For this exercise, write out each entry below exactly as it reads.
** Records follows **
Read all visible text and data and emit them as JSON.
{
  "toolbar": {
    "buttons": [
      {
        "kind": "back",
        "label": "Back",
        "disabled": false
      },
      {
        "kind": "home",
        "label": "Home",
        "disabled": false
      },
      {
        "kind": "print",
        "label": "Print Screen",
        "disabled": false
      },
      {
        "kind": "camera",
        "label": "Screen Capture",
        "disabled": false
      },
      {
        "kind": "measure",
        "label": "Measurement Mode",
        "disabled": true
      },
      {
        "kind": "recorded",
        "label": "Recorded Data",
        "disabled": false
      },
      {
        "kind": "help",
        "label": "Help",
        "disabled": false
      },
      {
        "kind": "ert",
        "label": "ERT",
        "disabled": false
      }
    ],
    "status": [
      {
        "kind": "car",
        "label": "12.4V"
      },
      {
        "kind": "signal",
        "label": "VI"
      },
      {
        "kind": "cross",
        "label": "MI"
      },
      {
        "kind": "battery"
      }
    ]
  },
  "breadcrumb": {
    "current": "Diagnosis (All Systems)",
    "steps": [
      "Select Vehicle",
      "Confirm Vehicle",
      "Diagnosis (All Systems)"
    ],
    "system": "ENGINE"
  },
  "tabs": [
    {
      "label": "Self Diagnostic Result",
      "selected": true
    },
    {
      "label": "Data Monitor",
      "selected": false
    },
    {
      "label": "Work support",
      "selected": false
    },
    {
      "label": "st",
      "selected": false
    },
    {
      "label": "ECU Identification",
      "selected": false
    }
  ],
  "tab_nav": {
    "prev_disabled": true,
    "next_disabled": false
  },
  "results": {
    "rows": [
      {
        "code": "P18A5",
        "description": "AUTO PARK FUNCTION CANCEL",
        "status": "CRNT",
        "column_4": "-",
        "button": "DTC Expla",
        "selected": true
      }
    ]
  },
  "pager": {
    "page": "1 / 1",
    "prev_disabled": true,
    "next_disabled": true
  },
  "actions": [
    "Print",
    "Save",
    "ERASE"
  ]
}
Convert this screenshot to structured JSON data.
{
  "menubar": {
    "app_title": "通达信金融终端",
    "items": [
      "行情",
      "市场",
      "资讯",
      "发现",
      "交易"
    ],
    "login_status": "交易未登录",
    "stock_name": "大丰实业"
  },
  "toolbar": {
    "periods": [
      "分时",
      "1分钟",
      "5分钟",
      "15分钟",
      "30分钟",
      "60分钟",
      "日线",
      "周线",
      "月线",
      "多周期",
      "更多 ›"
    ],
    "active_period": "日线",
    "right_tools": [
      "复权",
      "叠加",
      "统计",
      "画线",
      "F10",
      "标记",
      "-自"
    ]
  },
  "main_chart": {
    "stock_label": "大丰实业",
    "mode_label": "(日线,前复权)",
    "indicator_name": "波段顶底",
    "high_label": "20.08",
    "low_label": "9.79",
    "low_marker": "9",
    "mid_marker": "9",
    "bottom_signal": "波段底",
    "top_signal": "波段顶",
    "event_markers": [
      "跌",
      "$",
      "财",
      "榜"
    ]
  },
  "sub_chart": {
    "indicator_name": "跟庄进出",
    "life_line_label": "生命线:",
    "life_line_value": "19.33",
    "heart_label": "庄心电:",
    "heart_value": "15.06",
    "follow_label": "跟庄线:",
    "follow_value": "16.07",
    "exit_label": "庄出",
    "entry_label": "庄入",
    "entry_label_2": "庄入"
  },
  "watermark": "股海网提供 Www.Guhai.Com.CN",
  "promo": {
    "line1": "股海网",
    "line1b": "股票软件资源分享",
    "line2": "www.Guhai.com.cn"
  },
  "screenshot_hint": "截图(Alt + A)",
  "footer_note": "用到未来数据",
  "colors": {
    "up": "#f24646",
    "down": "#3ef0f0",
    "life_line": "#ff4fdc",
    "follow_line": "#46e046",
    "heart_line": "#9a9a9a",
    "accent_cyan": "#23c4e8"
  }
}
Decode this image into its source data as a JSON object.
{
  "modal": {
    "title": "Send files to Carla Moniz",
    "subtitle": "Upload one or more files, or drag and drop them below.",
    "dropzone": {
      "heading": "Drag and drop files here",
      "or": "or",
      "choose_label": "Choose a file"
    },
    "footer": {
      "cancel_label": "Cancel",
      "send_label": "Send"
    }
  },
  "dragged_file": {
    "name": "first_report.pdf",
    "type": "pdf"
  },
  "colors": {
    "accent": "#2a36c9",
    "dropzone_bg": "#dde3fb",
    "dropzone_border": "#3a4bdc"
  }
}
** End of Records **
> _Written response_:
Read all visible text and data and emit them as JSON.
{
  "toolbar": {
    "buttons": [
      {
        "kind": "back",
        "label": "Back",
        "disabled": false
      },
      {
        "kind": "home",
        "label": "Home",
        "disabled": false
      },
      {
        "kind": "print",
        "label": "Print Screen",
        "disabled": false
      },
      {
        "kind": "camera",
        "label": "Screen Capture",
        "disabled": false
      },
      {
        "kind": "measure",
        "label": "Measurement Mode",
        "disabled": true
      },
      {
        "kind": "recorded",
        "label": "Recorded Data",
        "disabled": false
      },
      {
        "kind": "help",
        "label": "Help",
        "disabled": false
      },
      {
        "kind": "ert",
        "label": "ERT",
        "disabled": false
      }
    ],
    "status": [
      {
        "kind": "car",
        "label": "12.4V"
      },
      {
        "kind": "signal",
        "label": "VI"
      },
      {
        "kind": "cross",
        "label": "MI"
      },
      {
        "kind": "battery"
      }
    ]
  },
  "breadcrumb": {
    "current": "Diagnosis (All Systems)",
    "steps": [
      "Select Vehicle",
      "Confirm Vehicle",
      "Diagnosis (All Systems)"
    ],
    "system": "ENGINE"
  },
  "tabs": [
    {
      "label": "Self Diagnostic Result",
      "selected": true
    },
    {
      "label": "Data Monitor",
      "selected": false
    },
    {
      "label": "Work support",
      "selected": false
    },
    {
      "label": "st",
      "selected": false
    },
    {
      "label": "ECU Identification",
      "selected": false
    }
  ],
  "tab_nav": {
    "prev_disabled": true,
    "next_disabled": false
  },
  "results": {
    "rows": [
      {
        "code": "P18A5",
        "description": "AUTO PARK FUNCTION CANCEL",
        "status": "CRNT",
        "column_4": "-",
        "button": "DTC Expla",
        "selected": true
      }
    ]
  },
  "pager": {
    "page": "1 / 1",
    "prev_disabled": true,
    "next_disabled": true
  },
  "actions": [
    "Print",
    "Save",
    "ERASE"
  ]
}
Convert this screenshot to structured JSON data.
{
  "menubar": {
    "app_title": "通达信金融终端",
    "items": [
      "行情",
      "市场",
      "资讯",
      "发现",
      "交易"
    ],
    "login_status": "交易未登录",
    "stock_name": "大丰实业"
  },
  "toolbar": {
    "periods": [
      "分时",
      "1分钟",
      "5分钟",
      "15分钟",
      "30分钟",
      "60分钟",
      "日线",
      "周线",
      "月线",
      "多周期",
      "更多 ›"
    ],
    "active_period": "日线",
    "right_tools": [
      "复权",
      "叠加",
      "统计",
      "画线",
      "F10",
      "标记",
      "-自"
    ]
  },
  "main_chart": {
    "stock_label": "大丰实业",
    "mode_label": "(日线,前复权)",
    "indicator_name": "波段顶底",
    "high_label": "20.08",
    "low_label": "9.79",
    "low_marker": "9",
    "mid_marker": "9",
    "bottom_signal": "波段底",
    "top_signal": "波段顶",
    "event_markers": [
      "跌",
      "$",
      "财",
      "榜"
    ]
  },
  "sub_chart": {
    "indicator_name": "跟庄进出",
    "life_line_label": "生命线:",
    "life_line_value": "19.33",
    "heart_label": "庄心电:",
    "heart_value": "15.06",
    "follow_label": "跟庄线:",
    "follow_value": "16.07",
    "exit_label": "庄出",
    "entry_label": "庄入",
    "entry_label_2": "庄入"
  },
  "watermark": "股海网提供 Www.Guhai.Com.CN",
  "promo": {
    "line1": "股海网",
    "line1b": "股票软件资源分享",
    "line2": "www.Guhai.com.cn"
  },
  "screenshot_hint": "截图(Alt + A)",
  "footer_note": "用到未来数据",
  "colors": {
    "up": "#f24646",
    "down": "#3ef0f0",
    "life_line": "#ff4fdc",
    "follow_line": "#46e046",
    "heart_line": "#9a9a9a",
    "accent_cyan": "#23c4e8"
  }
}
Decode this image into its source data as a JSON object.
{
  "modal": {
    "title": "Send files to Carla Moniz",
    "subtitle": "Upload one or more files, or drag and drop them below.",
    "dropzone": {
      "heading": "Drag and drop files here",
      "or": "or",
      "choose_label": "Choose a file"
    },
    "footer": {
      "cancel_label": "Cancel",
      "send_label": "Send"
    }
  },
  "dragged_file": {
    "name": "first_report.pdf",
    "type": "pdf"
  },
  "colors": {
    "accent": "#2a36c9",
    "dropzone_bg": "#dde3fb",
    "dropzone_border": "#3a4bdc"
  }
}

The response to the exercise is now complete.